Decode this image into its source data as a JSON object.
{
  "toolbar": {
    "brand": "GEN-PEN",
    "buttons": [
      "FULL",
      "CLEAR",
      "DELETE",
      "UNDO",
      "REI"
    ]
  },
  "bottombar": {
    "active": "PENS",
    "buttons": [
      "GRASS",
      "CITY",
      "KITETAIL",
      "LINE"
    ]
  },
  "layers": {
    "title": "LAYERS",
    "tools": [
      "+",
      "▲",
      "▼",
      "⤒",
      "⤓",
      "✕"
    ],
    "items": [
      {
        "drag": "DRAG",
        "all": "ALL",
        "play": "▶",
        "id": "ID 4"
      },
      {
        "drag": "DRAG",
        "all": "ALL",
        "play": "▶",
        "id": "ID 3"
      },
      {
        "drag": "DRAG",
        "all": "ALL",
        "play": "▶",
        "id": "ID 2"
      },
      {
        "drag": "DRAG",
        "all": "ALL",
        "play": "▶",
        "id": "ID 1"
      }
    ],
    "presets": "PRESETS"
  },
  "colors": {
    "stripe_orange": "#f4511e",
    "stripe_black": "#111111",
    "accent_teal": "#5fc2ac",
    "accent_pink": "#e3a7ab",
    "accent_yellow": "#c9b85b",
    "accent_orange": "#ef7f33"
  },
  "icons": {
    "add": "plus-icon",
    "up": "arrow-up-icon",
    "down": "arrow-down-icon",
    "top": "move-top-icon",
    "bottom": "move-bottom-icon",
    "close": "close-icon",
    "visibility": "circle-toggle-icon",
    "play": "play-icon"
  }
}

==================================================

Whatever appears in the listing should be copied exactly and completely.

Decode this image into its source data as a JSON object.
{
  "toolbar": {
    "brand": "GEN-PEN",
    "buttons": [
      "FULL",
      "CLEAR",
      "DELETE",
      "UNDO",
      "REI"
    ]
  },
  "bottombar": {
    "active": "PENS",
    "buttons": [
      "GRASS",
      "CITY",
      "KITETAIL",
      "LINE"
    ]
  },
  "layers": {
    "title": "LAYERS",
    "tools": [
      "+",
      "▲",
      "▼",
      "⤒",
      "⤓",
      "✕"
    ],
    "items": [
      {
        "drag": "DRAG",
        "all": "ALL",
        "play": "▶",
        "id": "ID 4"
      },
      {
        "drag": "DRAG",
        "all": "ALL",
        "play": "▶",
        "id": "ID 3"
      },
      {
        "drag": "DRAG",
        "all": "ALL",
        "play": "▶",
        "id": "ID 2"
      },
      {
        "drag": "DRAG",
        "all": "ALL",
        "play": "▶",
        "id": "ID 1"
      }
    ],
    "presets": "PRESETS"
  },
  "colors": {
    "stripe_orange": "#f4511e",
    "stripe_black": "#111111",
    "accent_teal": "#5fc2ac",
    "accent_pink": "#e3a7ab",
    "accent_yellow": "#c9b85b",
    "accent_orange": "#ef7f33"
  },
  "icons": {
    "add": "plus-icon",
    "up": "arrow-up-icon",
    "down": "arrow-down-icon",
    "top": "move-top-icon",
    "bottom": "move-bottom-icon",
    "close": "close-icon",
    "visibility": "circle-toggle-icon",
    "play": "play-icon"
  }
}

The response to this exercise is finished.